By Allison Lampert
(Reuters) -North American pilots took fresh steps on Monday to press for workforce gains, with American Airlines Group Inc pilots backing a strike mandate and Air Canada pilots supporting a merger with a larger union.
American Airlines pilots approved the mandate ahead of the busy summer travel season to further pressure the Texas-based carrier for a contract, although the chances of them actually walking off the job remain slim.
The Allied Pilots Association (APA), which represents about 15,000 American Airlines pilots, held a strike authorization vote in April, even as the two sides closed in on an agreement in principle.
More than 96% of APA membership voted and over 99% voted in favor of authorizing a strike, the union said in a statement.

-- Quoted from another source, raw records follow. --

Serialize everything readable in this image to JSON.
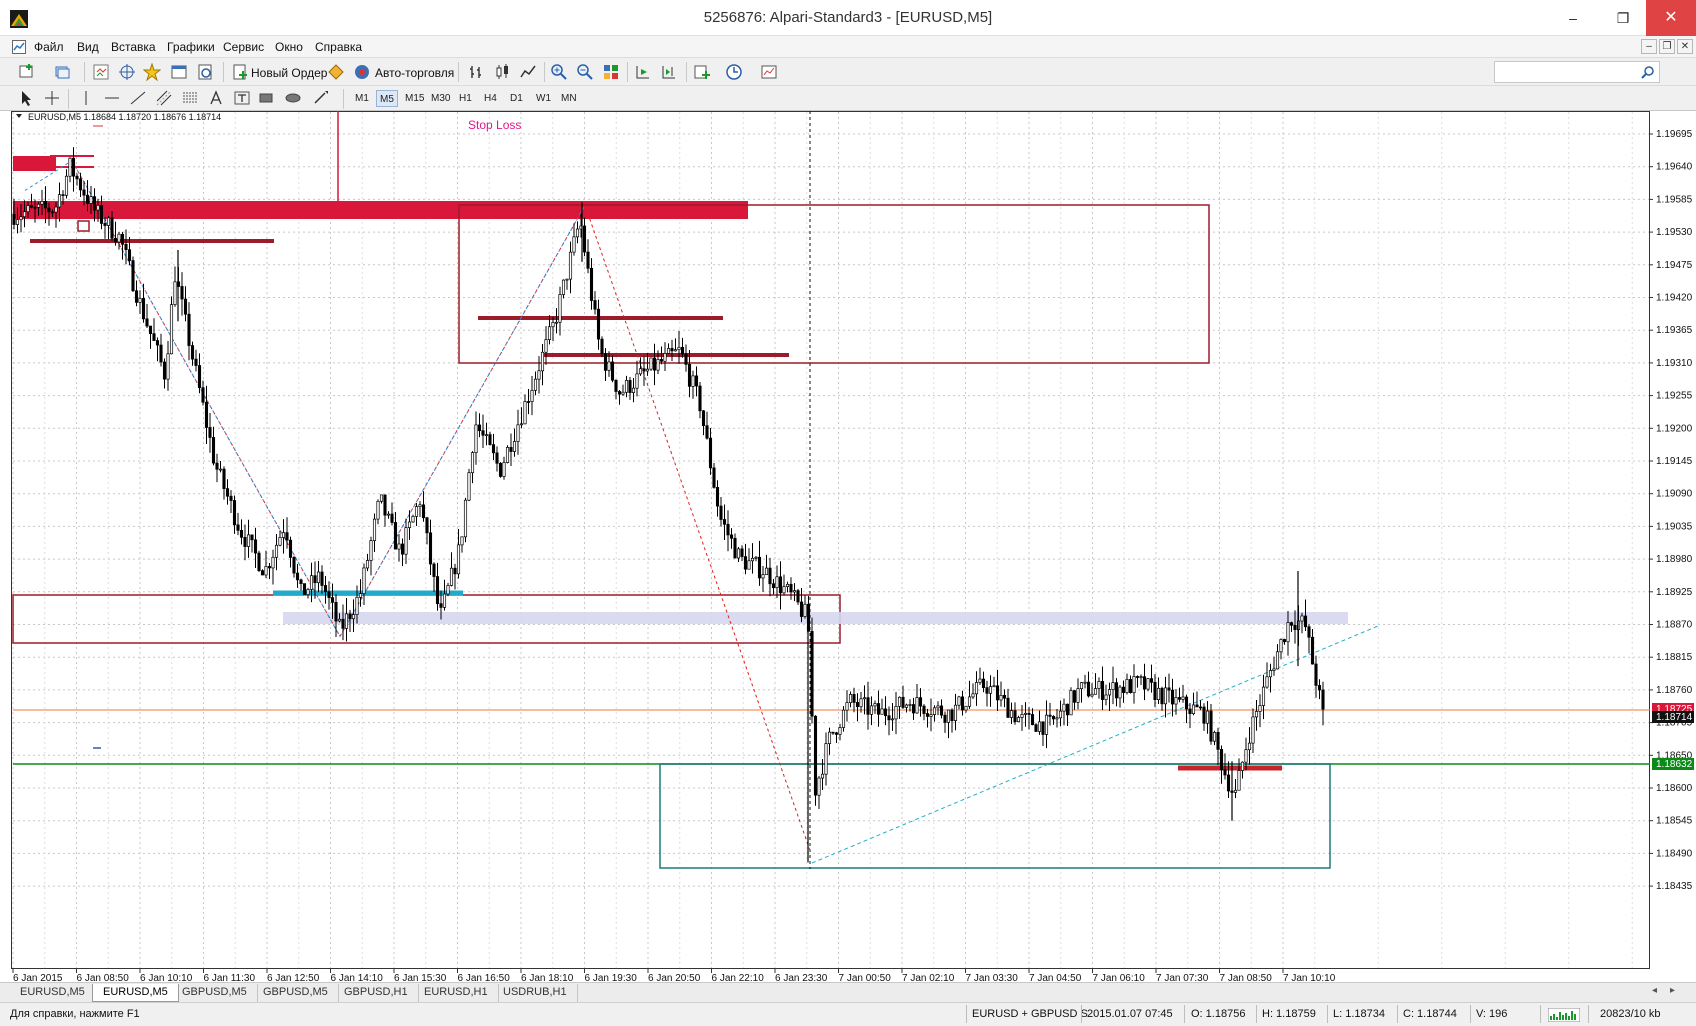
{
  "window": {
    "title": "5256876: Alpari-Standard3 - [EURUSD,M5]",
    "minimize": "–",
    "maximize": "❐",
    "close": "✕"
  },
  "menu": [
    "Файл",
    "Вид",
    "Вставка",
    "Графики",
    "Сервис",
    "Окно",
    "Справка"
  ],
  "mdi": {
    "minimize": "–",
    "restore": "❐",
    "close": "✕"
  },
  "toolbar": {
    "new_order": "Новый Ордер",
    "auto_trading": "Авто-торговля"
  },
  "timeframes": [
    "M1",
    "M5",
    "M15",
    "M30",
    "H1",
    "H4",
    "D1",
    "W1",
    "MN"
  ],
  "active_timeframe": "M5",
  "chart": {
    "header": "EURUSD,M5  1.18684 1.18720 1.18676 1.18714",
    "stop_loss_label": "Stop Loss",
    "price_labels": [
      "1.19695",
      "1.19640",
      "1.19585",
      "1.19530",
      "1.19475",
      "1.19420",
      "1.19365",
      "1.19310",
      "1.19255",
      "1.19200",
      "1.19145",
      "1.19090",
      "1.19035",
      "1.18980",
      "1.18925",
      "1.18870",
      "1.18815",
      "1.18760",
      "1.18705",
      "1.18650",
      "1.18600",
      "1.18545",
      "1.18490",
      "1.18435"
    ],
    "time_labels": [
      "6 Jan 2015",
      "6 Jan 08:50",
      "6 Jan 10:10",
      "6 Jan 11:30",
      "6 Jan 12:50",
      "6 Jan 14:10",
      "6 Jan 15:30",
      "6 Jan 16:50",
      "6 Jan 18:10",
      "6 Jan 19:30",
      "6 Jan 20:50",
      "6 Jan 22:10",
      "6 Jan 23:30",
      "7 Jan 00:50",
      "7 Jan 02:10",
      "7 Jan 03:30",
      "7 Jan 04:50",
      "7 Jan 06:10",
      "7 Jan 07:30",
      "7 Jan 08:50",
      "7 Jan 10:10"
    ],
    "current_price": "1.18714",
    "price_badge_orange": "1.18725",
    "price_badge_green": "1.18632",
    "colors": {
      "crimson": "#d9173a",
      "maroon": "#9b1c2a",
      "green": "#0b8a17",
      "orange": "#f07a3a",
      "teal": "#1b7a7a",
      "lavender": "#d6d6f0",
      "cyan": "#22aacc",
      "grid": "#c8c8c8"
    }
  },
  "tabs": [
    "EURUSD,M5",
    "EURUSD,M5",
    "GBPUSD,M5",
    "GBPUSD,M5",
    "GBPUSD,H1",
    "EURUSD,H1",
    "USDRUB,H1"
  ],
  "active_tab_index": 1,
  "status": {
    "help": "Для справки, нажмите F1",
    "symbol": "EURUSD + GBPUSD S",
    "datetime": "2015.01.07 07:45",
    "open": "O: 1.18756",
    "high": "H: 1.18759",
    "low": "L: 1.18734",
    "close": "C: 1.18744",
    "volume": "V: 196",
    "traffic": "20823/10 kb"
  }
}
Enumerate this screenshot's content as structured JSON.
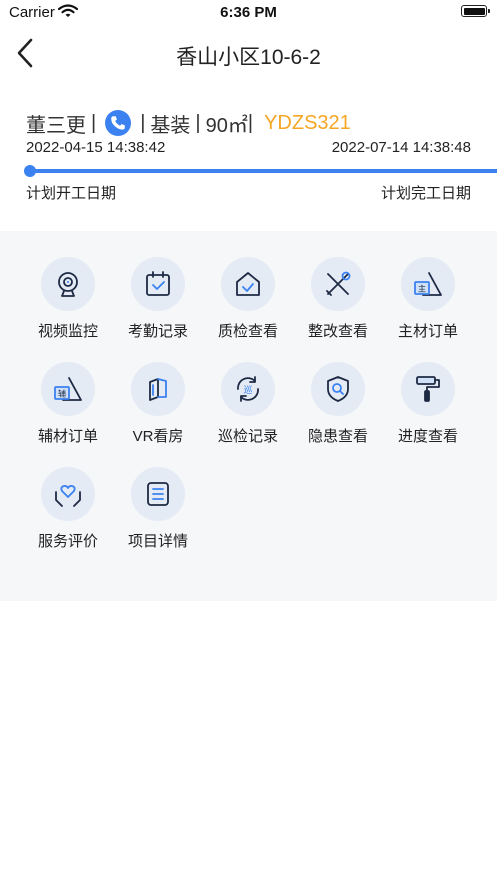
{
  "status": {
    "carrier": "Carrier",
    "time": "6:36 PM"
  },
  "nav": {
    "title": "香山小区10-6-2"
  },
  "project": {
    "owner": "董三更",
    "type": "基装",
    "area": "90㎡",
    "code": "YDZS321",
    "start_date": "2022-04-15 14:38:42",
    "end_date": "2022-07-14 14:38:48",
    "start_label": "计划开工日期",
    "end_label": "计划完工日期",
    "progress": 1.0
  },
  "menu": [
    {
      "label": "视频监控",
      "icon": "camera-icon"
    },
    {
      "label": "考勤记录",
      "icon": "calendar-check-icon"
    },
    {
      "label": "质检查看",
      "icon": "house-check-icon"
    },
    {
      "label": "整改查看",
      "icon": "tools-icon"
    },
    {
      "label": "主材订单",
      "icon": "main-material-icon"
    },
    {
      "label": "辅材订单",
      "icon": "aux-material-icon"
    },
    {
      "label": "VR看房",
      "icon": "vr-icon"
    },
    {
      "label": "巡检记录",
      "icon": "patrol-icon"
    },
    {
      "label": "隐患查看",
      "icon": "shield-search-icon"
    },
    {
      "label": "进度查看",
      "icon": "paint-roller-icon"
    },
    {
      "label": "服务评价",
      "icon": "heart-hands-icon"
    },
    {
      "label": "项目详情",
      "icon": "list-icon"
    }
  ],
  "colors": {
    "accent": "#3b82f0",
    "code": "#f5a623",
    "icon_bg": "#e4ebf5",
    "icon_stroke": "#1e2a44"
  }
}
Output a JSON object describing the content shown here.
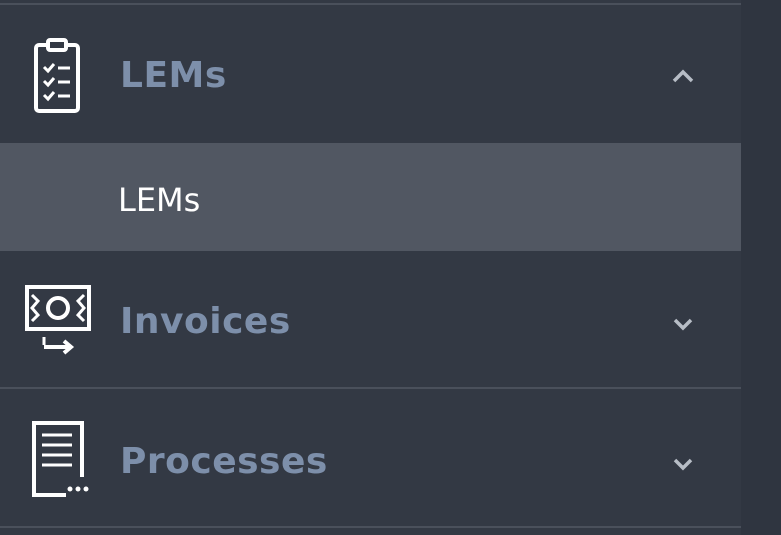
{
  "sidebar": {
    "groups": [
      {
        "label": "LEMs",
        "icon": "clipboard-checklist-icon",
        "expanded": true,
        "items": [
          {
            "label": "LEMs",
            "active": true
          }
        ]
      },
      {
        "label": "Invoices",
        "icon": "money-transfer-icon",
        "expanded": false
      },
      {
        "label": "Processes",
        "icon": "document-list-icon",
        "expanded": false
      }
    ]
  },
  "colors": {
    "background": "#333944",
    "active_item": "#515762",
    "label": "#7d8faa",
    "active_label": "#ffffff",
    "divider": "#4a505b"
  }
}
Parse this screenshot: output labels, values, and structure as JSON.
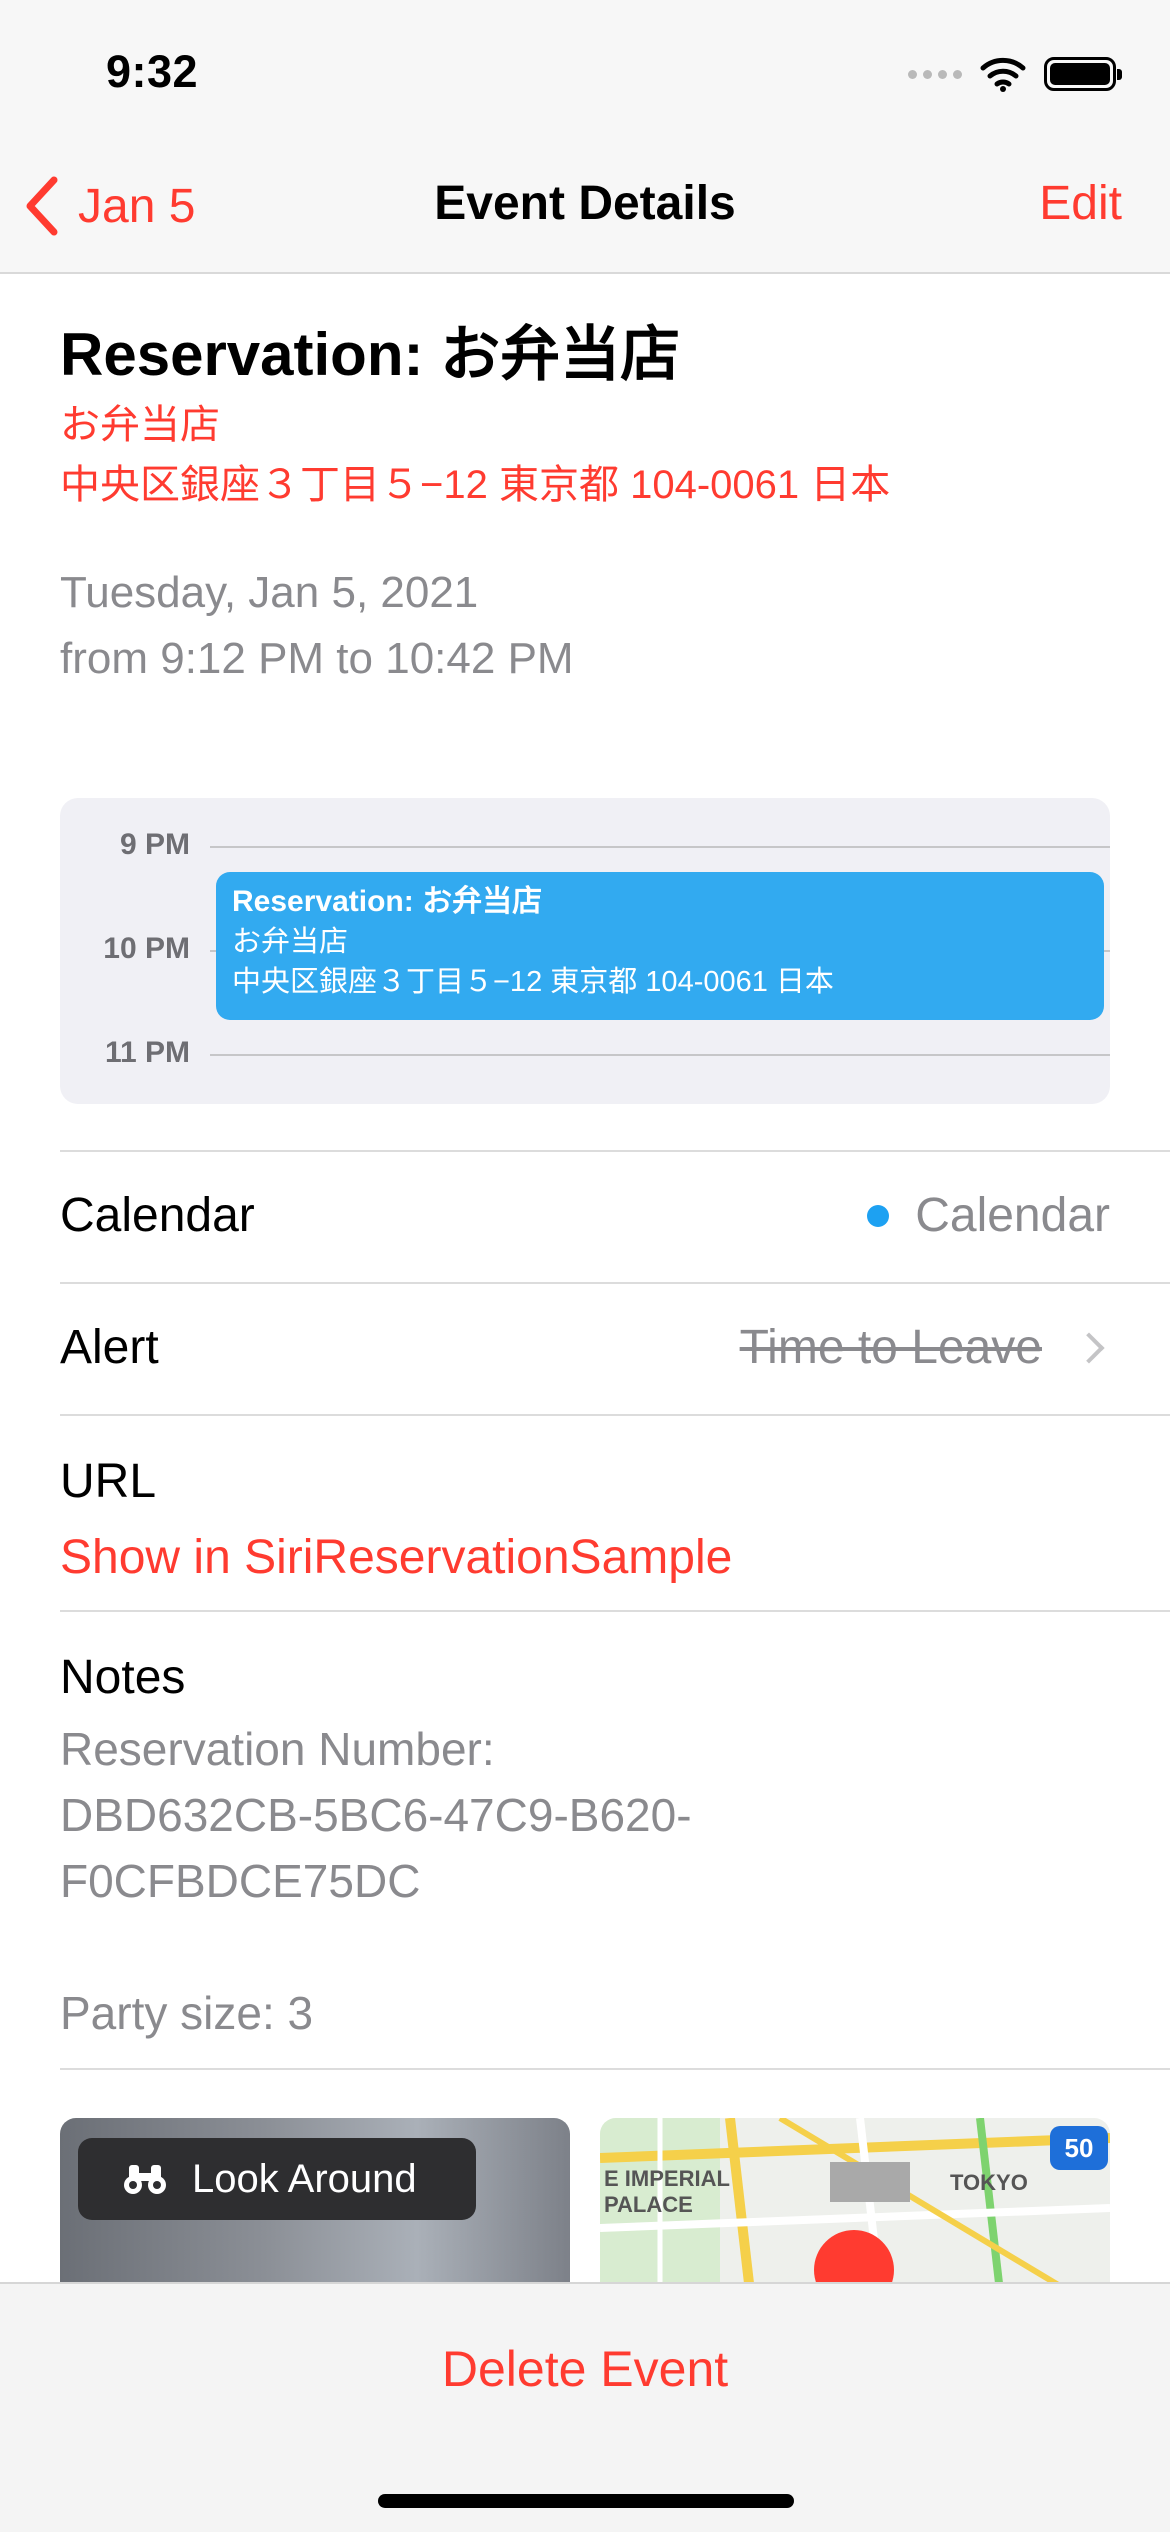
{
  "status": {
    "time": "9:32"
  },
  "nav": {
    "back_label": "Jan 5",
    "title": "Event Details",
    "edit_label": "Edit"
  },
  "event": {
    "title": "Reservation: お弁当店",
    "location_name": "お弁当店",
    "location_address": "中央区銀座３丁目５−12 東京都 104-0061 日本",
    "date": "Tuesday, Jan 5, 2021",
    "time_range": "from 9:12 PM to 10:42 PM"
  },
  "day_view": {
    "hours": [
      "9 PM",
      "10 PM",
      "11 PM"
    ],
    "block": {
      "title": "Reservation: お弁当店",
      "location_name": "お弁当店",
      "location_address": "中央区銀座３丁目５−12 東京都 104-0061 日本",
      "color": "#32aaf0"
    }
  },
  "details": {
    "calendar": {
      "label": "Calendar",
      "value": "Calendar",
      "dot_color": "#1da1f2"
    },
    "alert": {
      "label": "Alert",
      "value": "Time to Leave"
    },
    "url": {
      "label": "URL",
      "link": "Show in SiriReservationSample"
    },
    "notes": {
      "label": "Notes",
      "line1": "Reservation Number:",
      "line2": "DBD632CB-5BC6-47C9-B620-",
      "line3": "F0CFBDCE75DC",
      "party": "Party size: 3"
    }
  },
  "preview": {
    "look_around_label": "Look Around",
    "map_labels": {
      "a1": "E IMPERIAL",
      "a2": "PALACE",
      "b": "TOKYO",
      "shield": "50"
    }
  },
  "footer": {
    "delete_label": "Delete Event"
  },
  "colors": {
    "accent": "#ff3b30",
    "secondary_text": "#8a8a8e"
  }
}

“We remain confident that an agreement for our pilots is within reach and can be finalized quickly. The finish line is in sight,” American Airlines said in a statement.
Separately, a majority of the estimated 4,500 pilots who fly for Canada’s largest carrier voted 84% for a March agreement to merge with the Air Line Pilots Association (ALPA), the two unions said in a statement confirming earlier reporting by Reuters.
A merger with ALPA, the world’s largest pilots union with more than 60,000 members, is seen as beneficial, in part, for providing additional bargaining resources. Air Canada pilots are not currently in negotiations.
ALPA’s executive board would first need to ratify the merger on May 17. American Airlines pilots are also considering a merger with ALPA, with discussion to be raised in early June, an Allied spokesperson said.
North American pilots are pressing for better salaries and working conditions as carriers struggle to staff up to meet soaring travel demand after COVID-19. But some airline executives warn hefty raises will inflate fixed costs and make it tougher to repair debt-laden balance sheets.
Canada’s second largest carrier WestJet Airlines, which announced it completed its acquisition of leisure carrier Sunwing Airlines on Monday, is facing bargaining pressure from its pilots who have authorized strike action as early as May 16.
By contrast, it would be hard for American Airlines pilots to walk off the job because of a complex labor process in the U.S. that makes it difficult for airline workers to strike.
In March, Delta Air Lines pilots ratified a new contract that includes $7 billion in cumulative increases in pay and benefits over four years.
American’s chief executive has said the carrier is prepared to match the pay rates and profit-sharing formula that rival Delta provided in its new contract.
(Reporting By Allison Lampert in Montreal and Priyamvada C in Bengaluru; Editing by Subhranshu Sahu and Josie Kao)